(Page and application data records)
------------------------------------------------------------------------
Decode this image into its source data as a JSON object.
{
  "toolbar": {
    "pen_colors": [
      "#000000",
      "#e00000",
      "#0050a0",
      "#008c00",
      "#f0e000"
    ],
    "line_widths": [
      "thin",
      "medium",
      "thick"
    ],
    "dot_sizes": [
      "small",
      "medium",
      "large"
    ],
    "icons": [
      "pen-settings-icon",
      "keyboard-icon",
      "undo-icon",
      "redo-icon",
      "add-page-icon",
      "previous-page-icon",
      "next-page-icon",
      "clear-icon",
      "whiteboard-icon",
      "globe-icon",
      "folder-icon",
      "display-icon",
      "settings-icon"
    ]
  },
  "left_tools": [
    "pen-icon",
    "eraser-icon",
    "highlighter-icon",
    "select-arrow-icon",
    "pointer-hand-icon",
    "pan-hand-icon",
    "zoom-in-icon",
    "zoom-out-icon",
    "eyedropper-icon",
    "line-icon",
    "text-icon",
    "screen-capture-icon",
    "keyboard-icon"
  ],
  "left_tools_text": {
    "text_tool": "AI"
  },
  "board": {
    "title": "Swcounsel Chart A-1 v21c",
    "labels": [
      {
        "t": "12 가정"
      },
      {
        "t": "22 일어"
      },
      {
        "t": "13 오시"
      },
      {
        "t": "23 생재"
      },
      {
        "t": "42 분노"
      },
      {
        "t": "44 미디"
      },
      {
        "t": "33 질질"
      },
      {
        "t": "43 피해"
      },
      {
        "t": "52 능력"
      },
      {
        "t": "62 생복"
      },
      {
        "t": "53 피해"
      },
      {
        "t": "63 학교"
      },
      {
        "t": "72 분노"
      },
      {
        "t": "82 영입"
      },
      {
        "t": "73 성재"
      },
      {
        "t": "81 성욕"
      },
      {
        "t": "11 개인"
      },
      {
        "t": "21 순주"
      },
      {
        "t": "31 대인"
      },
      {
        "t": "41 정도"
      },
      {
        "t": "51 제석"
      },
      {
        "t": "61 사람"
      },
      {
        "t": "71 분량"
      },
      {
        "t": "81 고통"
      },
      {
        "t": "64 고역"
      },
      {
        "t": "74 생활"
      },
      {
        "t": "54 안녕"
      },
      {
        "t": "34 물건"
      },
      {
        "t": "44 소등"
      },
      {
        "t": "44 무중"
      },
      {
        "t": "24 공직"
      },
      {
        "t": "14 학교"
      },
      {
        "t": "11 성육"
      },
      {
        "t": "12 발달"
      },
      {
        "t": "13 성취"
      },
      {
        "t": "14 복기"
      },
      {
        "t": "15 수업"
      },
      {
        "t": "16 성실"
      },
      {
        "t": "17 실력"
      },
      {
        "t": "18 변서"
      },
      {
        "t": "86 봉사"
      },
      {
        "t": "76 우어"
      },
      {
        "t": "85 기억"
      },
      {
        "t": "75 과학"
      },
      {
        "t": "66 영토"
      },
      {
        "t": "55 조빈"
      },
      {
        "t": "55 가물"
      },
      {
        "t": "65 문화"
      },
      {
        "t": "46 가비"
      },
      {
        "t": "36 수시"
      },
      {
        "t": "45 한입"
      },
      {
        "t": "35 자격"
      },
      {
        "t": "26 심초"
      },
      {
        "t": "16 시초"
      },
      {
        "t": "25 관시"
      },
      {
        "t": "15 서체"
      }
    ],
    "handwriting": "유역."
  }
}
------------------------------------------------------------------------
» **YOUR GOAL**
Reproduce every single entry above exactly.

» **ANSWER TO THE EXERCISE**
Decode this image into its source data as a JSON object.
{
  "toolbar": {
    "pen_colors": [
      "#000000",
      "#e00000",
      "#0050a0",
      "#008c00",
      "#f0e000"
    ],
    "line_widths": [
      "thin",
      "medium",
      "thick"
    ],
    "dot_sizes": [
      "small",
      "medium",
      "large"
    ],
    "icons": [
      "pen-settings-icon",
      "keyboard-icon",
      "undo-icon",
      "redo-icon",
      "add-page-icon",
      "previous-page-icon",
      "next-page-icon",
      "clear-icon",
      "whiteboard-icon",
      "globe-icon",
      "folder-icon",
      "display-icon",
      "settings-icon"
    ]
  },
  "left_tools": [
    "pen-icon",
    "eraser-icon",
    "highlighter-icon",
    "select-arrow-icon",
    "pointer-hand-icon",
    "pan-hand-icon",
    "zoom-in-icon",
    "zoom-out-icon",
    "eyedropper-icon",
    "line-icon",
    "text-icon",
    "screen-capture-icon",
    "keyboard-icon"
  ],
  "left_tools_text": {
    "text_tool": "AI"
  },
  "board": {
    "title": "Swcounsel Chart A-1 v21c",
    "labels": [
      {
        "t": "12 가정"
      },
      {
        "t": "22 일어"
      },
      {
        "t": "13 오시"
      },
      {
        "t": "23 생재"
      },
      {
        "t": "42 분노"
      },
      {
        "t": "44 미디"
      },
      {
        "t": "33 질질"
      },
      {
        "t": "43 피해"
      },
      {
        "t": "52 능력"
      },
      {
        "t": "62 생복"
      },
      {
        "t": "53 피해"
      },
      {
        "t": "63 학교"
      },
      {
        "t": "72 분노"
      },
      {
        "t": "82 영입"
      },
      {
        "t": "73 성재"
      },
      {
        "t": "81 성욕"
      },
      {
        "t": "11 개인"
      },
      {
        "t": "21 순주"
      },
      {
        "t": "31 대인"
      },
      {
        "t": "41 정도"
      },
      {
        "t": "51 제석"
      },
      {
        "t": "61 사람"
      },
      {
        "t": "71 분량"
      },
      {
        "t": "81 고통"
      },
      {
        "t": "64 고역"
      },
      {
        "t": "74 생활"
      },
      {
        "t": "54 안녕"
      },
      {
        "t": "34 물건"
      },
      {
        "t": "44 소등"
      },
      {
        "t": "44 무중"
      },
      {
        "t": "24 공직"
      },
      {
        "t": "14 학교"
      },
      {
        "t": "11 성육"
      },
      {
        "t": "12 발달"
      },
      {
        "t": "13 성취"
      },
      {
        "t": "14 복기"
      },
      {
        "t": "15 수업"
      },
      {
        "t": "16 성실"
      },
      {
        "t": "17 실력"
      },
      {
        "t": "18 변서"
      },
      {
        "t": "86 봉사"
      },
      {
        "t": "76 우어"
      },
      {
        "t": "85 기억"
      },
      {
        "t": "75 과학"
      },
      {
        "t": "66 영토"
      },
      {
        "t": "55 조빈"
      },
      {
        "t": "55 가물"
      },
      {
        "t": "65 문화"
      },
      {
        "t": "46 가비"
      },
      {
        "t": "36 수시"
      },
      {
        "t": "45 한입"
      },
      {
        "t": "35 자격"
      },
      {
        "t": "26 심초"
      },
      {
        "t": "16 시초"
      },
      {
        "t": "25 관시"
      },
      {
        "t": "15 서체"
      }
    ],
    "handwriting": "유역."
  }
}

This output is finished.